Excerpted data:
»»
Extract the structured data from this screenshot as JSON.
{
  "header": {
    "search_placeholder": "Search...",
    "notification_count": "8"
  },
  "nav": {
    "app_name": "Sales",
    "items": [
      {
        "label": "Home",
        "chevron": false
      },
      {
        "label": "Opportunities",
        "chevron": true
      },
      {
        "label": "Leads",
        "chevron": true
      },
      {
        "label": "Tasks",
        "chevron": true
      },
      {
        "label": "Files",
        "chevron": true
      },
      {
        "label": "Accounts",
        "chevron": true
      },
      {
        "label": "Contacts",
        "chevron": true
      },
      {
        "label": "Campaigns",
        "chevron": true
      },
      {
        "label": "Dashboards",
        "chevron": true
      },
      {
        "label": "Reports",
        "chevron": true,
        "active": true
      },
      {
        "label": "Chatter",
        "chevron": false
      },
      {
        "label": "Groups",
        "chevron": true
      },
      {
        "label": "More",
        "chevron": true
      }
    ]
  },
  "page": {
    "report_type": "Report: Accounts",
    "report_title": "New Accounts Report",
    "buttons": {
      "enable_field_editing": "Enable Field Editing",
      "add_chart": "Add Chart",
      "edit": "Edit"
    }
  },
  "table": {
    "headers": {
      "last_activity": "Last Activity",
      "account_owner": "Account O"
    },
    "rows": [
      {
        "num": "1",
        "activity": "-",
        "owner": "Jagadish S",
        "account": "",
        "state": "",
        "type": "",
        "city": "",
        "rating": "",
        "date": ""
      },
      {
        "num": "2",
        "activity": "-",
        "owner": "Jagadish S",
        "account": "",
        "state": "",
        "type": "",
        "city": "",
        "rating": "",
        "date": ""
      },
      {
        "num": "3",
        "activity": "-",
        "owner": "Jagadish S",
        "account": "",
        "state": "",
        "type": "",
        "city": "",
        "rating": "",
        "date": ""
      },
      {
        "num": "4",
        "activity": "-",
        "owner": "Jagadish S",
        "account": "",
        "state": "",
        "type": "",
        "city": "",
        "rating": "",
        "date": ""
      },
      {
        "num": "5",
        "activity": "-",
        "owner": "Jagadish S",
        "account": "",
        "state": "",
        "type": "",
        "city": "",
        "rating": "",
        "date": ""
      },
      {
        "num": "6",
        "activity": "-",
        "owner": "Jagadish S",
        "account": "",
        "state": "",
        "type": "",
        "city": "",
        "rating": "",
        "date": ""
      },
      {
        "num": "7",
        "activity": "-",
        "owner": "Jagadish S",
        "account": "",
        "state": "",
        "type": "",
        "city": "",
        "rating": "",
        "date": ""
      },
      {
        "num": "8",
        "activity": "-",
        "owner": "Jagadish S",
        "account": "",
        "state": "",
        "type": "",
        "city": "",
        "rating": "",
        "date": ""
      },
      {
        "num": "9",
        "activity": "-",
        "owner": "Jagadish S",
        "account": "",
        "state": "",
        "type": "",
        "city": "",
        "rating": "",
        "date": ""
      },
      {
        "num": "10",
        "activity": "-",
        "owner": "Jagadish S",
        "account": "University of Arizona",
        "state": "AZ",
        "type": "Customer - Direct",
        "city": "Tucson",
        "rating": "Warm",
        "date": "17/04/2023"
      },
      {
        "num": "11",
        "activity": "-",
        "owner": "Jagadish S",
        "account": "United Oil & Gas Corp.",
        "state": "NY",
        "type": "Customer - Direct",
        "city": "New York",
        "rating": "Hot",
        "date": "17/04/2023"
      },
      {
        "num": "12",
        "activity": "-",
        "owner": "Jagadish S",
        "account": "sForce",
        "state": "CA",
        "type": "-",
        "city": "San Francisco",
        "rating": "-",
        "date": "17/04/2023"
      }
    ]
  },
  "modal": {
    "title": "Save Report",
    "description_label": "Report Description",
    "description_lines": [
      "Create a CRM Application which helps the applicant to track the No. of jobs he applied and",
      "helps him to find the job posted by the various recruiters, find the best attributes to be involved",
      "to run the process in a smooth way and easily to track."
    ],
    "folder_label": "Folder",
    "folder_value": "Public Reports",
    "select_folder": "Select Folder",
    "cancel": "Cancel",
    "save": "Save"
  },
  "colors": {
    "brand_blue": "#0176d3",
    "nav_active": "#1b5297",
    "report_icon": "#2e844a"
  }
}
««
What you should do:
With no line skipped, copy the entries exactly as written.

Exercise answer:
Extract the structured data from this screenshot as JSON.
{
  "header": {
    "search_placeholder": "Search...",
    "notification_count": "8"
  },
  "nav": {
    "app_name": "Sales",
    "items": [
      {
        "label": "Home",
        "chevron": false
      },
      {
        "label": "Opportunities",
        "chevron": true
      },
      {
        "label": "Leads",
        "chevron": true
      },
      {
        "label": "Tasks",
        "chevron": true
      },
      {
        "label": "Files",
        "chevron": true
      },
      {
        "label": "Accounts",
        "chevron": true
      },
      {
        "label": "Contacts",
        "chevron": true
      },
      {
        "label": "Campaigns",
        "chevron": true
      },
      {
        "label": "Dashboards",
        "chevron": true
      },
      {
        "label": "Reports",
        "chevron": true,
        "active": true
      },
      {
        "label": "Chatter",
        "chevron": false
      },
      {
        "label": "Groups",
        "chevron": true
      },
      {
        "label": "More",
        "chevron": true
      }
    ]
  },
  "page": {
    "report_type": "Report: Accounts",
    "report_title": "New Accounts Report",
    "buttons": {
      "enable_field_editing": "Enable Field Editing",
      "add_chart": "Add Chart",
      "edit": "Edit"
    }
  },
  "table": {
    "headers": {
      "last_activity": "Last Activity",
      "account_owner": "Account O"
    },
    "rows": [
      {
        "num": "1",
        "activity": "-",
        "owner": "Jagadish S",
        "account": "",
        "state": "",
        "type": "",
        "city": "",
        "rating": "",
        "date": ""
      },
      {
        "num": "2",
        "activity": "-",
        "owner": "Jagadish S",
        "account": "",
        "state": "",
        "type": "",
        "city": "",
        "rating": "",
        "date": ""
      },
      {
        "num": "3",
        "activity": "-",
        "owner": "Jagadish S",
        "account": "",
        "state": "",
        "type": "",
        "city": "",
        "rating": "",
        "date": ""
      },
      {
        "num": "4",
        "activity": "-",
        "owner": "Jagadish S",
        "account": "",
        "state": "",
        "type": "",
        "city": "",
        "rating": "",
        "date": ""
      },
      {
        "num": "5",
        "activity": "-",
        "owner": "Jagadish S",
        "account": "",
        "state": "",
        "type": "",
        "city": "",
        "rating": "",
        "date": ""
      },
      {
        "num": "6",
        "activity": "-",
        "owner": "Jagadish S",
        "account": "",
        "state": "",
        "type": "",
        "city": "",
        "rating": "",
        "date": ""
      },
      {
        "num": "7",
        "activity": "-",
        "owner": "Jagadish S",
        "account": "",
        "state": "",
        "type": "",
        "city": "",
        "rating": "",
        "date": ""
      },
      {
        "num": "8",
        "activity": "-",
        "owner": "Jagadish S",
        "account": "",
        "state": "",
        "type": "",
        "city": "",
        "rating": "",
        "date": ""
      },
      {
        "num": "9",
        "activity": "-",
        "owner": "Jagadish S",
        "account": "",
        "state": "",
        "type": "",
        "city": "",
        "rating": "",
        "date": ""
      },
      {
        "num": "10",
        "activity": "-",
        "owner": "Jagadish S",
        "account": "University of Arizona",
        "state": "AZ",
        "type": "Customer - Direct",
        "city": "Tucson",
        "rating": "Warm",
        "date": "17/04/2023"
      },
      {
        "num": "11",
        "activity": "-",
        "owner": "Jagadish S",
        "account": "United Oil & Gas Corp.",
        "state": "NY",
        "type": "Customer - Direct",
        "city": "New York",
        "rating": "Hot",
        "date": "17/04/2023"
      },
      {
        "num": "12",
        "activity": "-",
        "owner": "Jagadish S",
        "account": "sForce",
        "state": "CA",
        "type": "-",
        "city": "San Francisco",
        "rating": "-",
        "date": "17/04/2023"
      }
    ]
  },
  "modal": {
    "title": "Save Report",
    "description_label": "Report Description",
    "description_lines": [
      "Create a CRM Application which helps the applicant to track the No. of jobs he applied and",
      "helps him to find the job posted by the various recruiters, find the best attributes to be involved",
      "to run the process in a smooth way and easily to track."
    ],
    "folder_label": "Folder",
    "folder_value": "Public Reports",
    "select_folder": "Select Folder",
    "cancel": "Cancel",
    "save": "Save"
  },
  "colors": {
    "brand_blue": "#0176d3",
    "nav_active": "#1b5297",
    "report_icon": "#2e844a"
  }
}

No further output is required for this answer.